What you will do:
Whenever a line of the material contains the string "true", it should be copied.

Records for the task:
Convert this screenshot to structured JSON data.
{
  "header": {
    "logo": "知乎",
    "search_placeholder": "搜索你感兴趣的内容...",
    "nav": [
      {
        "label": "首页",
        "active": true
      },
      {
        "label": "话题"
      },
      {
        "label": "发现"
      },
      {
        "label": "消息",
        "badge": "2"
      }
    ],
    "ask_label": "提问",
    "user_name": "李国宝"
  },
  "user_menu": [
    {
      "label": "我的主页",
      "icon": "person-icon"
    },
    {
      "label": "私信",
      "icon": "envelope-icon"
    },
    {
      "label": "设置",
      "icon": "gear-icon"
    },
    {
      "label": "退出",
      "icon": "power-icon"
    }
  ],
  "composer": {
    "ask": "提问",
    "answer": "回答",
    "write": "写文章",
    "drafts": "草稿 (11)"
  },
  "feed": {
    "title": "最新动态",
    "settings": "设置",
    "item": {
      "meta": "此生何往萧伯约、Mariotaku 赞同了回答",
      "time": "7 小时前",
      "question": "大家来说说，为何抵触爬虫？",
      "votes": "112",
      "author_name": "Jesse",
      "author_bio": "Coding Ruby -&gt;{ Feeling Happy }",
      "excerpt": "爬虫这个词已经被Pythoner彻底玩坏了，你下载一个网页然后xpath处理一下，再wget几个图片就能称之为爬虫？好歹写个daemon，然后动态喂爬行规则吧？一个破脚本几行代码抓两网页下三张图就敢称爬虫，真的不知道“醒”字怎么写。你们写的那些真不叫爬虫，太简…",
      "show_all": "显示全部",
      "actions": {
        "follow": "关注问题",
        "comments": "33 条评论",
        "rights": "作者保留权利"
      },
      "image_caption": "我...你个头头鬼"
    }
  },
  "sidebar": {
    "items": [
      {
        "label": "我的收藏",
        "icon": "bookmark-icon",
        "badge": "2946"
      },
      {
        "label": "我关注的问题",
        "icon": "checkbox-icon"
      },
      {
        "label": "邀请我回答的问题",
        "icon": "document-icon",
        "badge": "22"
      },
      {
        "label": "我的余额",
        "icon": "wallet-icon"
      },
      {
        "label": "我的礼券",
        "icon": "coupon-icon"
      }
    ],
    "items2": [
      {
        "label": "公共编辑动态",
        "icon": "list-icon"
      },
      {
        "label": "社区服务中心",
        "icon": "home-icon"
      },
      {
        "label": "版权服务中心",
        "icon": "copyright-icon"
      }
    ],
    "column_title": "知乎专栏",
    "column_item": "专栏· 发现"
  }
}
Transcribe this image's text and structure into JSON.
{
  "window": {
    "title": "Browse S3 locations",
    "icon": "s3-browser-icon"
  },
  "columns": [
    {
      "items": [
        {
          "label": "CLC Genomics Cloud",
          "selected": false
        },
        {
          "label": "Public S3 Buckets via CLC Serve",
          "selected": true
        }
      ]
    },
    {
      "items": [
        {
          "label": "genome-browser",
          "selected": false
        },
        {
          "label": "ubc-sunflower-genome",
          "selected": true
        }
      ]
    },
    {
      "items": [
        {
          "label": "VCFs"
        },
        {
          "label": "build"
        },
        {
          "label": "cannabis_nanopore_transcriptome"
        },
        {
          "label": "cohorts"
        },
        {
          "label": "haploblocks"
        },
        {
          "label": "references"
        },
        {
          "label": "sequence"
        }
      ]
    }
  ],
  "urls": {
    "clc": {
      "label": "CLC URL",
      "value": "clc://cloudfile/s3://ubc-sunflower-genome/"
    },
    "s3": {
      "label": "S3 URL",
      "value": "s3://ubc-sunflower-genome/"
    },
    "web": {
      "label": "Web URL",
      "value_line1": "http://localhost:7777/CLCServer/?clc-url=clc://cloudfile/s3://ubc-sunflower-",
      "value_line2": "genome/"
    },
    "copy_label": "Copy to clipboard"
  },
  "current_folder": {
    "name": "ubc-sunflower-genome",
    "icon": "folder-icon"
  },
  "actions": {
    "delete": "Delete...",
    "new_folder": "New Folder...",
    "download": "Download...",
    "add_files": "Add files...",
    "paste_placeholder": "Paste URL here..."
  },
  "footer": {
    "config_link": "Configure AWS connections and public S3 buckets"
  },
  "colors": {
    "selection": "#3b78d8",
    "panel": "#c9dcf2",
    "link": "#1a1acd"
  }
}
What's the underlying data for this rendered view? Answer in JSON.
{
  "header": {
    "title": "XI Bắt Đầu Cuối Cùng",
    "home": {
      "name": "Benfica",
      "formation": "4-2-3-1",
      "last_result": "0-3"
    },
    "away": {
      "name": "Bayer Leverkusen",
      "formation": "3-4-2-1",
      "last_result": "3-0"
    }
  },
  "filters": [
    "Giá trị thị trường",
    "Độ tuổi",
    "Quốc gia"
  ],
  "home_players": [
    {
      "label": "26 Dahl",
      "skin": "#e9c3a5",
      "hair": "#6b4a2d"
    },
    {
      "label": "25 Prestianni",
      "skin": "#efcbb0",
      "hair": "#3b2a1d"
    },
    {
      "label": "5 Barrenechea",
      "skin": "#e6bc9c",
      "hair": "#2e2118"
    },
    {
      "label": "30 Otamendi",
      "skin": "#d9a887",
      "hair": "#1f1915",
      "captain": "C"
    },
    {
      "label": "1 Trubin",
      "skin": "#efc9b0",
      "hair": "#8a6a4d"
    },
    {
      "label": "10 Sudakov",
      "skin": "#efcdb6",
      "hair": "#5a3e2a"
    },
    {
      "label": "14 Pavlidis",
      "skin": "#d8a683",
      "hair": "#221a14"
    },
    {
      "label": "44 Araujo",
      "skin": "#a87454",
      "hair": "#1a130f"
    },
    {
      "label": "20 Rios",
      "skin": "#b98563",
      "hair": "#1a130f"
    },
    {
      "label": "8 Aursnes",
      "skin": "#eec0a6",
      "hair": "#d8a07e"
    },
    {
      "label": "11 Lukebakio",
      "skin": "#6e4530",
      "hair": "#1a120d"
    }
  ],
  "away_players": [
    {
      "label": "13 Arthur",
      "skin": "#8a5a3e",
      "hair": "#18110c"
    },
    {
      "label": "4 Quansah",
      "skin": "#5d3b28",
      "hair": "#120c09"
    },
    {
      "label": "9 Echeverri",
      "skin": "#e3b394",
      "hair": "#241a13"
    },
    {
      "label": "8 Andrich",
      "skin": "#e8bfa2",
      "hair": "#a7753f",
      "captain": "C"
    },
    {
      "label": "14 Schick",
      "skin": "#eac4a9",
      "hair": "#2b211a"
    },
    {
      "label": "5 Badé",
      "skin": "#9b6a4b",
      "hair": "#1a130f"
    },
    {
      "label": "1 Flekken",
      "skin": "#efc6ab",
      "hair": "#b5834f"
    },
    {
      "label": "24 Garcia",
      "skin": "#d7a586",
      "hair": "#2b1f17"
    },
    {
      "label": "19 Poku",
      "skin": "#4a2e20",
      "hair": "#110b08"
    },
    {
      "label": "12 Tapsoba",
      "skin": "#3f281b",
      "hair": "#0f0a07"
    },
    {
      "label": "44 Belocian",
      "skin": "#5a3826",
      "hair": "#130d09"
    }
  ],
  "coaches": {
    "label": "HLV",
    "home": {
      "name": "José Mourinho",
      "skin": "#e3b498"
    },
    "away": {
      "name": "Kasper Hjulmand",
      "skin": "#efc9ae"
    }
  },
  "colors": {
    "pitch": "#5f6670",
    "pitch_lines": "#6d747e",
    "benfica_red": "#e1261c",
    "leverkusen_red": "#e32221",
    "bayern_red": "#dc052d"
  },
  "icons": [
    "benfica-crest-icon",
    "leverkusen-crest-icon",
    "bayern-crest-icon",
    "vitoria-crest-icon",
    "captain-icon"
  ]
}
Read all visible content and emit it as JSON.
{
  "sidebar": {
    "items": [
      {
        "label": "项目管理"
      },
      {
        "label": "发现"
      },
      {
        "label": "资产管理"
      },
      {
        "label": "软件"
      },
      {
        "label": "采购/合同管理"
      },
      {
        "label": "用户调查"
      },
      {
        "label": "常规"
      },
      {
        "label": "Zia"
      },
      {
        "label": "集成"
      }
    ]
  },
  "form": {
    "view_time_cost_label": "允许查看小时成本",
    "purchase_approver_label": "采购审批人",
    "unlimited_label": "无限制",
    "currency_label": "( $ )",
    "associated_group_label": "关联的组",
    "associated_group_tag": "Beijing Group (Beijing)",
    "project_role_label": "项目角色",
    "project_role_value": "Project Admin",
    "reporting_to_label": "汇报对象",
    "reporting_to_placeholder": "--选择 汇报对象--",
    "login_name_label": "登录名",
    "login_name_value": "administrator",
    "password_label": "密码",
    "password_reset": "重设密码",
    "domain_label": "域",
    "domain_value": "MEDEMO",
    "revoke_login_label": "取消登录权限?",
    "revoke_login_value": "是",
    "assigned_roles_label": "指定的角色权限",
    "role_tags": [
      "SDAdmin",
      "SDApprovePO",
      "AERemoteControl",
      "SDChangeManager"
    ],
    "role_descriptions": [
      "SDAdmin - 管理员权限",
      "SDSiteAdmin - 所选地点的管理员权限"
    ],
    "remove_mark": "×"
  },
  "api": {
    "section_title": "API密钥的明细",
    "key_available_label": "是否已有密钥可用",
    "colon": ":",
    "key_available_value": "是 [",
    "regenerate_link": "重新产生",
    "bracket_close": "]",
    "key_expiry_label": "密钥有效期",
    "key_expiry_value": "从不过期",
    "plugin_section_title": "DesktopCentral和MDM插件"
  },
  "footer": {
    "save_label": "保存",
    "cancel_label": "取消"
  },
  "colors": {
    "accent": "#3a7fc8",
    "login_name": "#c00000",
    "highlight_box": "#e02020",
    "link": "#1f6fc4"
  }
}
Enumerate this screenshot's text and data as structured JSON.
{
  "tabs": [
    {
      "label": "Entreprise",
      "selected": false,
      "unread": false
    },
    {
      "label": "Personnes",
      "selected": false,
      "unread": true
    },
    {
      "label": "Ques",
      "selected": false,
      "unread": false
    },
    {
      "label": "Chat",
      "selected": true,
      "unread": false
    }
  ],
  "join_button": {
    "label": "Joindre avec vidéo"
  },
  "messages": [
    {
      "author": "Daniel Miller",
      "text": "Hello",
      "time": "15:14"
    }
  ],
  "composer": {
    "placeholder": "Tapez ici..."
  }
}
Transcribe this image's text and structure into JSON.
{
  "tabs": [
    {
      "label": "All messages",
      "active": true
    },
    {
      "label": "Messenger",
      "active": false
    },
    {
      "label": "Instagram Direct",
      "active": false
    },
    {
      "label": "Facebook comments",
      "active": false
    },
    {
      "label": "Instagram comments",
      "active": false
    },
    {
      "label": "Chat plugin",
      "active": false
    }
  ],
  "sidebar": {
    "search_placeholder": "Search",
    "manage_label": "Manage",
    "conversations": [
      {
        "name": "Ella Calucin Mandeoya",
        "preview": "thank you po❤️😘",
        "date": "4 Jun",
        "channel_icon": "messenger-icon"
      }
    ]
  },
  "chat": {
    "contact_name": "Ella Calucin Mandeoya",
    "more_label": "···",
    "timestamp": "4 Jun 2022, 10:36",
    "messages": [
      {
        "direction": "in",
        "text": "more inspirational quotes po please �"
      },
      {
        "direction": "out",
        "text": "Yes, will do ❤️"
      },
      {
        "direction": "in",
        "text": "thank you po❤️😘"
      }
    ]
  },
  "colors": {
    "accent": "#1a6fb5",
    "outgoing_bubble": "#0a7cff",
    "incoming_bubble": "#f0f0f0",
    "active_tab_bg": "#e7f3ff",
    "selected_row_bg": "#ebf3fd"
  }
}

Answer space:
        "active": true
          "selected": true
          "selected": true
      "unread": true
      "selected": true,
      "active": true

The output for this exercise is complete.